This presents us with an unexpected and unique metaphysics. The ultimate absolute is not an impersonal or frightful force of power but an other-oriented personal love that finds its joy in another’s well-being more than in its own. This One should be the reference for us in all matters of personal choice and conduct. He is our Source and Sustainer and should be the very center of our personal lives because He is the Center. The New Testament makes it all quite clear if we have eyes to see. Note the text in I Cor.10:24ff which we slip over so easily. Paul tells the Corinthians how they should act now that they know God. The Greek is literally more powerful even than our common English translation of “Let no one seek his own good, but the good of his neighbor.” With some terseness Paul tells the Corinthians believers: “Let no one the of-himself seek but the of the-other.” Then he tells the Corinthians that he has put behind him what is to his own advantage and has chosen to put the well-being of others before his own. In this, he is simply imitating Christ. Paul tells the Corinthians that they need to imitate him as he imitates Christ. It seems clear, if we look at the Bible in its unity, that we should read the reference in the creation story that we were originally made in the image of this God in the light of such New Testament passages with their picture of this Christ whom Paul calls the image of God. It would seem right that we see in this picture of ‘agape both what is possible for us and what is our obligation. Into communion with this God is the invitation implicit within creation; a communion in which God’s life becomes ours as we drink of him and our life opens to him to be filled with His love, beauty and grace and overflows to others in self-giving love.

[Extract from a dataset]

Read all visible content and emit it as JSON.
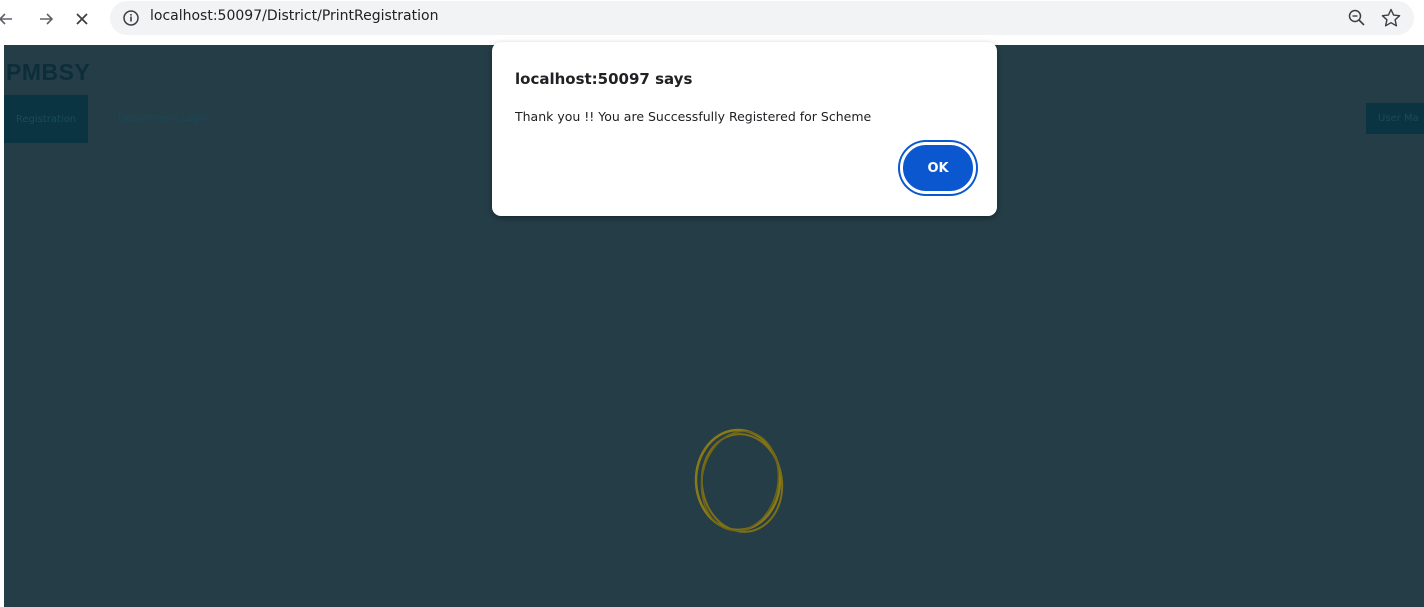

Hans Urs von Balthasar, in his seminal work on Gregory of Nyssa, Presence and Thought, develops for us Gregory’s understanding of the figure of the fountain in the Scriptures as a figure that pictures both God and his love. He relates it to the relationship of the lover and the loved-one in the Song of Songs. He gives us this remarkable quotation from Gregory’s commentary.

“The fountain is none other than the mouth of the Bridegroom, from which the words of eternal life gush forth, words that fill the mouth that brings them (as the Prophet says, ‘I opened my mouth and brought the spirit’). Since, then, he who wishes to drink ought to bring his mouth to the fountain, and since the Lord is himself this fountain . . . the soul that wishes to put her lips to this mouth from which Life springs forth says the following words: ‘May He kiss me with a kiss from his mouth.’”

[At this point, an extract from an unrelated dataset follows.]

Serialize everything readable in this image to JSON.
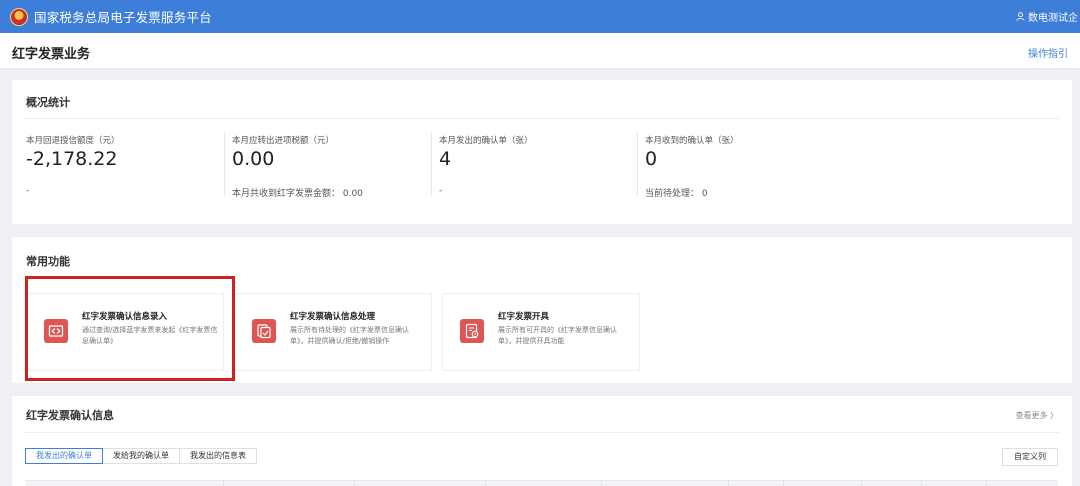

It is into this relationship with just such love that the serpent seeks to introduce fear and distrust. It is right that the term that comes in English to describe the one whom the serpent represents is a development of the Greek word for a slanderer (diabolos). There is nothing more destructive to personal relations than distrust. The biblical story with great clarity spells out the negative consequences that resulted because Eve chose to accept the serpent’s lie and walk out of relationship with the One who is life and love.